This blog posting is a bit of an experiment to prove something that I have said a few times in the past to my mentees and in this blog, that all writing problems can be solved by simply — and possibly ironically — by writing.
When I sat down to write a blog post, I didn’t have an idea about what I was going to write. That, in my book, qualifies as a writing problem. The most basic and common type from what I hear. Writer’s block of a sort.
And since my philosophy has been that any writing problem can be solved through writing, I simply began writing. And voila, it was solved.
You see, writer’s block is not a matter of having nothing to write but of failing to decide between too many ideas or lacking faith in the idea we have. But we’re remarkable and you only need to trust that anything you do will also be remarkable. You only need to do and the results will prove you correct.

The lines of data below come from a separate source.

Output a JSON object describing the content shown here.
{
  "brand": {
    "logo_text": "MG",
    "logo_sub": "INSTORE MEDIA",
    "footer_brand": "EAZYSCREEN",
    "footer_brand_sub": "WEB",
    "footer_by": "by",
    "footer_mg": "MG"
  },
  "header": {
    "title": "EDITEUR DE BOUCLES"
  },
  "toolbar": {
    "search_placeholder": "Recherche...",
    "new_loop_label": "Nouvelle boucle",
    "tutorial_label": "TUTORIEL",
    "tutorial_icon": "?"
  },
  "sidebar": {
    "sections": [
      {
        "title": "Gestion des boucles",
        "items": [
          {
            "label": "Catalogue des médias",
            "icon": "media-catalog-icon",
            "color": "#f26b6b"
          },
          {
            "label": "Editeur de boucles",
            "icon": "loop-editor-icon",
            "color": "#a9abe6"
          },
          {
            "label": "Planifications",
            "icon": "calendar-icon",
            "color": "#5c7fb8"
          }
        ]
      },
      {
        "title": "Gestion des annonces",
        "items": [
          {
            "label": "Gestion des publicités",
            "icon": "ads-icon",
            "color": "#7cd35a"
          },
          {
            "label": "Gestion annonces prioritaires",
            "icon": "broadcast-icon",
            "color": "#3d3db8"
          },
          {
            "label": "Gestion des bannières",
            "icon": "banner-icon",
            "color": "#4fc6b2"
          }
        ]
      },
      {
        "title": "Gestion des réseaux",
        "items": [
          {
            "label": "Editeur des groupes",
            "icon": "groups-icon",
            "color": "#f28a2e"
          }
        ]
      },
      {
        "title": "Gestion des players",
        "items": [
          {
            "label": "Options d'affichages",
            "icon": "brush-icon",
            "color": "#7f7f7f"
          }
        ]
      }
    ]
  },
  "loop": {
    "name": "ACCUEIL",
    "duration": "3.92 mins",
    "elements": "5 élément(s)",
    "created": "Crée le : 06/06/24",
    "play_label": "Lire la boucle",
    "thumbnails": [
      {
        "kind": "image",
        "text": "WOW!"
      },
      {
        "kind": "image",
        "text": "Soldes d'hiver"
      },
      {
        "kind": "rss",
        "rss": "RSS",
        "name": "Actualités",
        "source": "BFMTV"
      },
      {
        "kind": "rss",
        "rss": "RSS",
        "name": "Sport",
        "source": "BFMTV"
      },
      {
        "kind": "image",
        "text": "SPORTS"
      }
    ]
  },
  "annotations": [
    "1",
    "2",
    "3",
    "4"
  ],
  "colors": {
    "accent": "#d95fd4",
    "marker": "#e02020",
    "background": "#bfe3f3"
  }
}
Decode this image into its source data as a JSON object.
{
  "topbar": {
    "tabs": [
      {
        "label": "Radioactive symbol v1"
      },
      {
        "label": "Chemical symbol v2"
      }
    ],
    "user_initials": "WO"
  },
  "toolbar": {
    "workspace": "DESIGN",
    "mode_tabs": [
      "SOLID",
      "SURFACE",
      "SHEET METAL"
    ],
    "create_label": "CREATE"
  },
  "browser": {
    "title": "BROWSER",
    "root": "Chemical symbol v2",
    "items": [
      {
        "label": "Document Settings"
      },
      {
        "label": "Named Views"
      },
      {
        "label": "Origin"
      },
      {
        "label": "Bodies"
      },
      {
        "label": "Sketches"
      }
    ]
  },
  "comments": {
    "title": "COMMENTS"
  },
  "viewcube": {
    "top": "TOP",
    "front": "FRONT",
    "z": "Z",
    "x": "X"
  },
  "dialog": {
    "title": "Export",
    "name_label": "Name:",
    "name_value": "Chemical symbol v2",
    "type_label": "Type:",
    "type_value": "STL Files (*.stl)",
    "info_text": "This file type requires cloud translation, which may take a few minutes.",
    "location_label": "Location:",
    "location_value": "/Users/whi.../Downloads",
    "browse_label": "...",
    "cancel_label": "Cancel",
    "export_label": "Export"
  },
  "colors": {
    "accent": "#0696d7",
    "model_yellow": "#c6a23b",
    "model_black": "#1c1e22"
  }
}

The same is true with story-specific problems. Don’t know which direction a character should speak? Can’t decide on her motivations? Wondering if a logic problem should be solve this way or that? The cure is the same — simply sit down and write.

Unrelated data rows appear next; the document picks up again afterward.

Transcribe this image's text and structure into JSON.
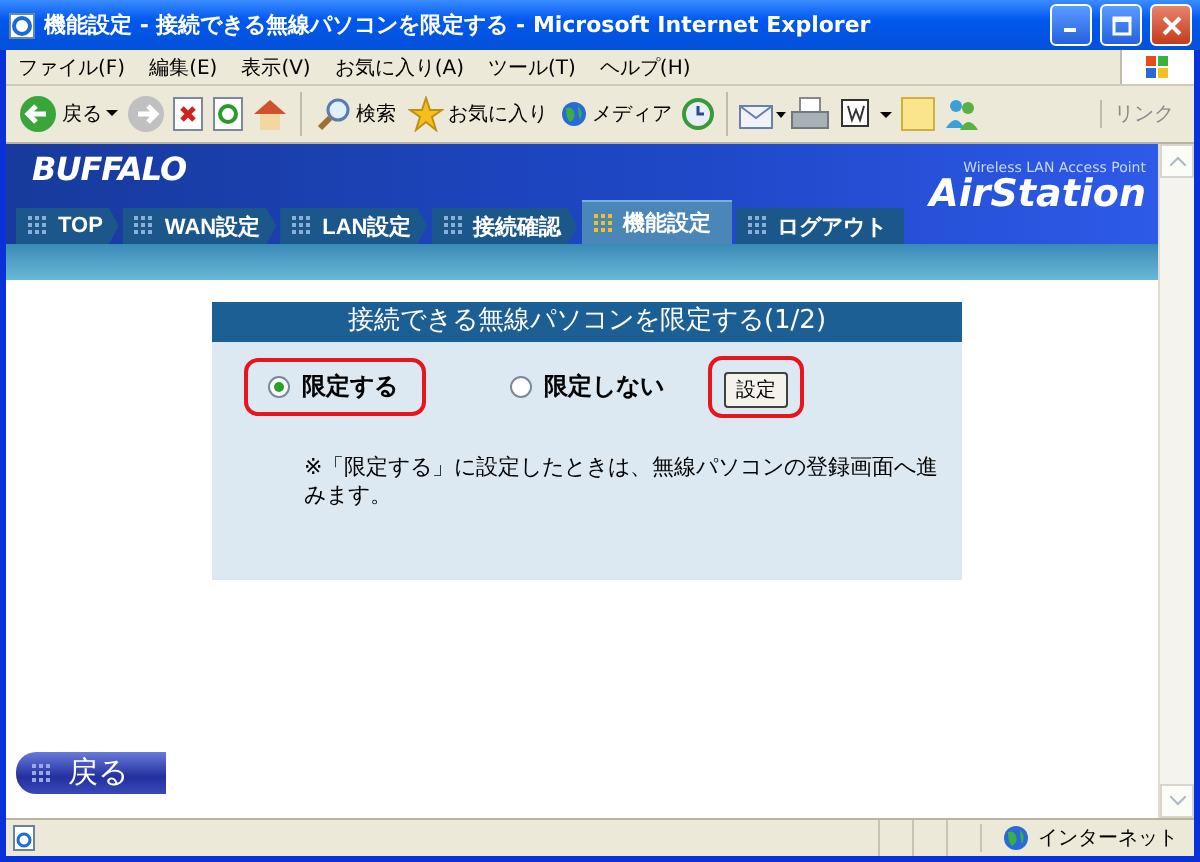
{
  "window": {
    "title": "機能設定 - 接続できる無線パソコンを限定する - Microsoft Internet Explorer"
  },
  "menu": [
    "ファイル(F)",
    "編集(E)",
    "表示(V)",
    "お気に入り(A)",
    "ツール(T)",
    "ヘルプ(H)"
  ],
  "toolbar": {
    "back": "戻る",
    "search": "検索",
    "favorites": "お気に入り",
    "media": "メディア",
    "links": "リンク"
  },
  "site": {
    "logo": "BUFFALO",
    "product_line": "Wireless LAN Access Point",
    "product": "AirStation",
    "tabs": [
      {
        "label": "TOP",
        "selected": false
      },
      {
        "label": "WAN設定",
        "selected": false
      },
      {
        "label": "LAN設定",
        "selected": false
      },
      {
        "label": "接続確認",
        "selected": false
      },
      {
        "label": "機能設定",
        "selected": true
      },
      {
        "label": "ログアウト",
        "selected": false
      }
    ]
  },
  "panel": {
    "title": "接続できる無線パソコンを限定する(1/2)",
    "options": [
      {
        "label": "限定する",
        "selected": true,
        "highlighted": true
      },
      {
        "label": "限定しない",
        "selected": false,
        "highlighted": false
      }
    ],
    "submit": {
      "label": "設定",
      "highlighted": true
    },
    "note": "※「限定する」に設定したときは、無線パソコンの登録画面へ進みます。"
  },
  "back_button": "戻る",
  "status_bar": {
    "zone": "インターネット"
  }
}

Of course this sort of writing is mostly going to be throw-away or utility. What I do nine times out of ten is write like I’m talking out loud to a table of other me’s — who are always well-behaved, wonderful listeners.

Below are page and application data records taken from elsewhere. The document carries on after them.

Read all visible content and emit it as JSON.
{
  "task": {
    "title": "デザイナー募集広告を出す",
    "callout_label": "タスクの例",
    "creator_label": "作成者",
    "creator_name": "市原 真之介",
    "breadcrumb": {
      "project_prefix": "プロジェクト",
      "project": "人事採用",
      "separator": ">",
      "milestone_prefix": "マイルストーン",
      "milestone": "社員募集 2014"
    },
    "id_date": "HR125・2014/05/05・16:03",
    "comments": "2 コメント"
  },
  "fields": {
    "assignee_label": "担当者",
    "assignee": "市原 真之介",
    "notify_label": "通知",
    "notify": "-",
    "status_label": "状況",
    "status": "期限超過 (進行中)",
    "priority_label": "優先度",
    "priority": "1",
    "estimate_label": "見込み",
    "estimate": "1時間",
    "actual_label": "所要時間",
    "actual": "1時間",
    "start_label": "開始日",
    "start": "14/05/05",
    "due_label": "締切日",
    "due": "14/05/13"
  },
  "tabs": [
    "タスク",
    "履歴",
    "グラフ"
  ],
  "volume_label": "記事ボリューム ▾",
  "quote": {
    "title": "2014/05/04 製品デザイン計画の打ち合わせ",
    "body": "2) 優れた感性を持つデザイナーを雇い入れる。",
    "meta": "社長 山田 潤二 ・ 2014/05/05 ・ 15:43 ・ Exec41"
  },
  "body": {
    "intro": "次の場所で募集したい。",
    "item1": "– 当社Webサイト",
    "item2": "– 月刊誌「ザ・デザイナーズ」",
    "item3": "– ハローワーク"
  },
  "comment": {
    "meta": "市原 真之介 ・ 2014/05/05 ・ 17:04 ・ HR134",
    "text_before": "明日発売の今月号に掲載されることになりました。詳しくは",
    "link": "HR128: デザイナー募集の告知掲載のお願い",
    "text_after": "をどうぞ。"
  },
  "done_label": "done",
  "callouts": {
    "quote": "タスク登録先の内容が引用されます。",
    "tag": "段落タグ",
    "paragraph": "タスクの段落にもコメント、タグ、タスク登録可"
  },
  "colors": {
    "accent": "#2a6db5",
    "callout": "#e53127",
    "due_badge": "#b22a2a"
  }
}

“If I keep the carnival aspects, I really need to ramp them up because the theme of this anthology is carnivals and I don’t want to risk coming off like I already had a forgotten story lying around and I just added a couple carnival elements to make it fit their requirements.”
Then I add the OR. That’s when the other me at the imaginary table stands up and offers his/my counter-point.
“OR I could remove all aspects of carnival, turning the story in another direction. Of course, that would mean forgetting the anthology I had in mind. But that should be fine because this is a good story and I shouldn’t have a hard time finding a quality outlet for it.”
Then comes the SO
“SO if carnival is out, how do I apply my critique mates’ comments?”
You get the picture. What I create ends up taking on a programmatic flowchart feel. Lots of IFs and ORs and ANDs, etc. but I ALWAYS arrive at a best solution.
The above example is global in relation to a story I have been working on for a while, but the same strategy works for even the small problems I alluded to before. Talk about the pros and cons of two different types of shoes or if someone should shut up and leave a scene or deliver one more line before parting. Even if you’re stuck on What to write, I’m sure you have a couple of ideas. Write the debate out — why one is better or worse then the other.
There should be no anxiety about writing in order to find solutions to your writing problems. But if you do find yourself unsure of how to start, I suggest starting with a line like, “I can’t begin to understand why I’m nervous about solving my writing problems, but I suspect the cat has something to do with it… or my mother… or those green guys I saw last night.”